I propose that this sum be divided equally by the total number of carpoolers. So if just one vehicle were to carpool over the Brent Spence Bridge for the entire year, those two commuters would split between themselves the entire $60 million. But if the 200,000+ single-occupancy vehicles predicted by OKI by 2035 were replaced by 100,000 high-occupancy vehicles, then each car would receive $600 annually, or approximately $2.50 per vehicle, per work day.
The real number would be anywhere between 1 and 100,000, meaning the opportunity to earn more than $10 per vehicle per day seems likely. The carpooling payouts could be made much greater if tolls were implemented only to single-occupancy vehicles and that collection directed entirely toward high-occupancy vehicles.
How could such a plan be implemented?

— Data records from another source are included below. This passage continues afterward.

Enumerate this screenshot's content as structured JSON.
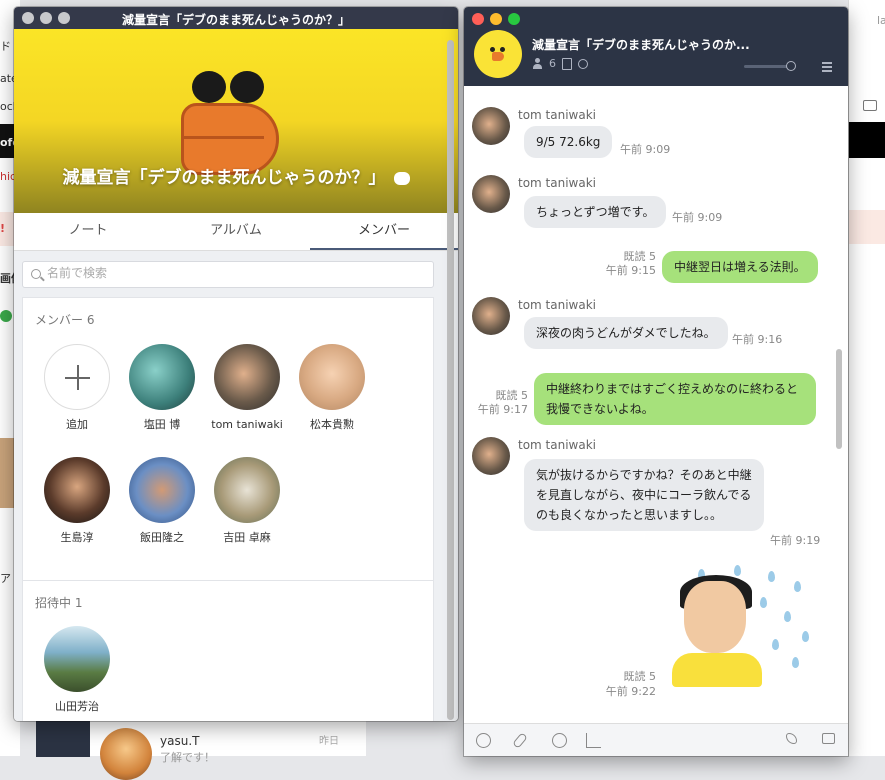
{
  "background": {
    "left_fragments": [
      "ド",
      "ate",
      "ock",
      "ofo",
      "hic",
      "!",
      "画像",
      "ア"
    ],
    "right_fragment": "la's",
    "bottom_chat": {
      "name": "yasu.T",
      "preview": "了解です！",
      "time": "昨日"
    }
  },
  "group_window": {
    "title": "減量宣言「デブのまま死んじゃうのか？」",
    "cover_title": "減量宣言「デブのまま死んじゃうのか？」",
    "tabs": [
      {
        "label": "ノート",
        "active": false
      },
      {
        "label": "アルバム",
        "active": false
      },
      {
        "label": "メンバー",
        "active": true
      }
    ],
    "search": {
      "placeholder": "名前で検索",
      "value": ""
    },
    "members_header": "メンバー 6",
    "add_label": "追加",
    "members": [
      {
        "name": "塩田 博"
      },
      {
        "name": "tom taniwaki"
      },
      {
        "name": "松本貴勲"
      },
      {
        "name": "生島淳"
      },
      {
        "name": "飯田隆之"
      },
      {
        "name": "吉田 卓麻"
      }
    ],
    "invited_header": "招待中 1",
    "invited": [
      {
        "name": "山田芳治"
      }
    ]
  },
  "chat_window": {
    "title": "減量宣言「デブのまま死んじゃうのか...",
    "member_count": "6",
    "messages": [
      {
        "sender": "tom taniwaki",
        "text": "9/5 72.6kg",
        "time": "午前 9:09",
        "own": false
      },
      {
        "sender": "tom taniwaki",
        "text": "ちょっとずつ増です。",
        "time": "午前 9:09",
        "own": false
      },
      {
        "sender": "",
        "text": "中継翌日は増える法則。",
        "time": "午前 9:15",
        "read": "既読 5",
        "own": true
      },
      {
        "sender": "tom taniwaki",
        "text": "深夜の肉うどんがダメでしたね。",
        "time": "午前 9:16",
        "own": false
      },
      {
        "sender": "",
        "text": "中継終わりまではすごく控えめなのに終わると我慢できないよね。",
        "time": "午前 9:17",
        "read": "既読 5",
        "own": true
      },
      {
        "sender": "tom taniwaki",
        "text": "気が抜けるからですかね？そのあと中継を見直しながら、夜中にコーラ飲んでるのも良くなかったと思いますし。。",
        "time": "午前 9:19",
        "own": false
      }
    ],
    "sticker_meta": {
      "read": "既読 5",
      "time": "午前 9:22"
    },
    "colors": {
      "header": "#2c3445",
      "own_bubble": "#a6e17b",
      "other_bubble": "#e8eaed"
    }
  }
}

The recent popularization of smart phones make implementation of such a plan much more feasible. Coordinated with something resembling an EZ-Pass transmitter, carpoolers could tap their phones to the transmitter when they begin their commutes and a credit would be transmitted instantly to their phone as they cross the bridge. The value of this credit would be determined at midnight by the total number of carpoolers who utilized the service each day. In addition to automobiles, the incentive program could be extended to those who own vans, and could motivate the establishment of unofficial bus services for those who commute between Northern Kentucky and Butler or Warren Counties.
Why will the Kentucky Transportation Cabinet and ODOT never pay people to carpool?
State and local governments will never pay their citizens to carpool in the way I have proposed because the highway lobby will never allow them to. It should be obvious to anyone who has followed the development of the Brent Spence Bridge replacement project that the proposal, as it exists currently, is well out of proportion for what is necessary. This project is not so much an effort to reduce traffic congestion and encourage economic development as it is a payout to those who are being paid to design and build it.
Some predict gasoline to approach $10 per gallon by 2020, and such a price in 2011 dollars seems to be a certainty by 2035. High gasoline prices might by themselves be enough to motivate people to carpool in large numbers independent of what I have proposed here. But if that is proven to be true, then by 2035 relatively few vehicles will cross our pair of Brent Spence Bridges, and the whole project will be proven to be – get ready for it – an expensive boondoggle.
Brent Spence redesign rendering provided by the office of Roxanne Qualls.